To be honest, I ended up being so, so glad they decided to give the steroids. Not only because Zoe did have major respiratory issues, but I got to go home, have a good sleep, a relaxing day the next day with an attempted afternoon nap, and came back into hospital at 6:30 the following night feeling refreshed, which turned out to be another good thing as I didn’t sleep at all that night. Funny sometimes how what I can initially see as an inconvenience turns out to be something that I end up being grateful for isn’t it? Luckily God knows these things better than I do!

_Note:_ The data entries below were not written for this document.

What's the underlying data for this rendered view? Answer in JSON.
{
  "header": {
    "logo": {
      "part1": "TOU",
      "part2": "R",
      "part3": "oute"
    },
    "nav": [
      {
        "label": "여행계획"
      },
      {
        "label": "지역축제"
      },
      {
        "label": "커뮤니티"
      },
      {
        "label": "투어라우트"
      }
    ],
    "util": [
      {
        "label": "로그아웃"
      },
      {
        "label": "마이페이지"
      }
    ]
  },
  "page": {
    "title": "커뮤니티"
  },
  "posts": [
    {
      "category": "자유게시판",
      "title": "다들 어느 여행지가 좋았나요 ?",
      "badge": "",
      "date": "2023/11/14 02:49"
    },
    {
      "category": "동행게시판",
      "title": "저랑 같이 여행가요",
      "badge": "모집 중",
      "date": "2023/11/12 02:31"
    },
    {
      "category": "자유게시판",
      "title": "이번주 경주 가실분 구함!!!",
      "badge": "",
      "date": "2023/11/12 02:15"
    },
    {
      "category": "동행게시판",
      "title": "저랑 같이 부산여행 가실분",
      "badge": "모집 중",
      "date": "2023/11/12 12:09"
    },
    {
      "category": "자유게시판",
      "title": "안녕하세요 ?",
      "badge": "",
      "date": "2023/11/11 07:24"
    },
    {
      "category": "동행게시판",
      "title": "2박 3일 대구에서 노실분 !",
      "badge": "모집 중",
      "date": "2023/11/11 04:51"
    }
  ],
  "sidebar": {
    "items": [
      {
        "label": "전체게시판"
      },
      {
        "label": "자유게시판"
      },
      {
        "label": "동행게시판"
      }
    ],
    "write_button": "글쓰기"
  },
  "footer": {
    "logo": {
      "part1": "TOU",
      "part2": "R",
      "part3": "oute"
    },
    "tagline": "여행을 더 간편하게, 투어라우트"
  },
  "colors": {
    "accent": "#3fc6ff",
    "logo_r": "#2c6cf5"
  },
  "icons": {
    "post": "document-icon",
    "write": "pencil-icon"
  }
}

Zoe’s birth didn’t go to plan. The original plan was to insert a (nasty sounding) balloon catheter overnight, then start the drip the following morning, hopefully to have her born in the daylight hours! That didn’t work out when no one could get the balloon catheter in. I had no amniotic fluid and Zoe was sitting so low she had her head right up against my cervix. Four attempts  from four different people later, each one getting more painful, with the last one (where they tried to move my cervix forward) so painful I needed gas, it was decided that wasn’t going to work. In the process of trying to put the balloon catheter in they’d also dilated me enough to break my waters (or what there was of them) so they got broken and I got the drip started soon afterwards. They were a bit reluctant to turn it up very quickly, as Zoe’s heart rate kept dropping with each contraction. It was very different to Annika’s birth, where I’d been able to move around and do what I needed to as it progressed, hadn’t needed any gas until 9cm, and had stayed in the shower for the last part of it. With constant CTG monitoring and the drip I had about half a square metre to move around in, shower was out of the question, and it felt like it was taking forever- I asked for gas at 3am when I was about 3cm dilated. I felt like a bit of a wimp as I had gotten so much further without it last time, but it was just going so slowly and painfully! At 4am they checked again to put a scalp monitor on Zoe and told me I was 4cm. I burst into tears as it was really painful and I thought I would have been far further along than that! I asked for an epidural about ten minutes after that, thinking I couldn’t go on like this for hours. The next twenty minutes was a nightmare. I was crying that I couldn’t keep going. One of the midwives tried to console me by telling me I would be holding my baby soon, which was probably the worst thing she could have said. Twenty minutes later I felt like I needed to push but thought my mind might be playing tricks on me. I saw the anesthetist walk in at that moment and they told me to get back on the bed. I asked if they could check me again first and, sure enough- I was fully dilated.

The next thing I knew there were about 20 people and a NICU crash trolley in the room while I pushed her out- that part was the only bit that was easier second time around. Just as I started pushing I remember thinking, these are the last few moments you’ll have her safe inside you.

I think I just collapsed afterwards. I didn’t hear a cry or anything. The umbilical cord was cut so fast I didn’t even notice them do it and she was taken over to the resus table. I remember Mike’s face lit up and I could hear the delight in his voice as he said “It’s a girl!” and I realized, oh yeah, we didn’t know the sex- I’d forgotten about that bit. Someone pointed over and said “there’s your baby” but all I could see was the backs of a lot of people’s heads. Then one of the NICU doctors came over and said she was having difficulty breathing and they were going to take her to NICU and intubate. I vaguely remember nodding and Mike asking me if I was still wanting to call her Zoe. I nodded. I’d secretly been hoping for a girl so we could use that name. Mike went with them to NICU. I briefly touched a tiny blue hand as she was wheeled out the door. I can’t remember seeing the rest of her prior to NICU. There must have been too much equipment on her and too many people around her.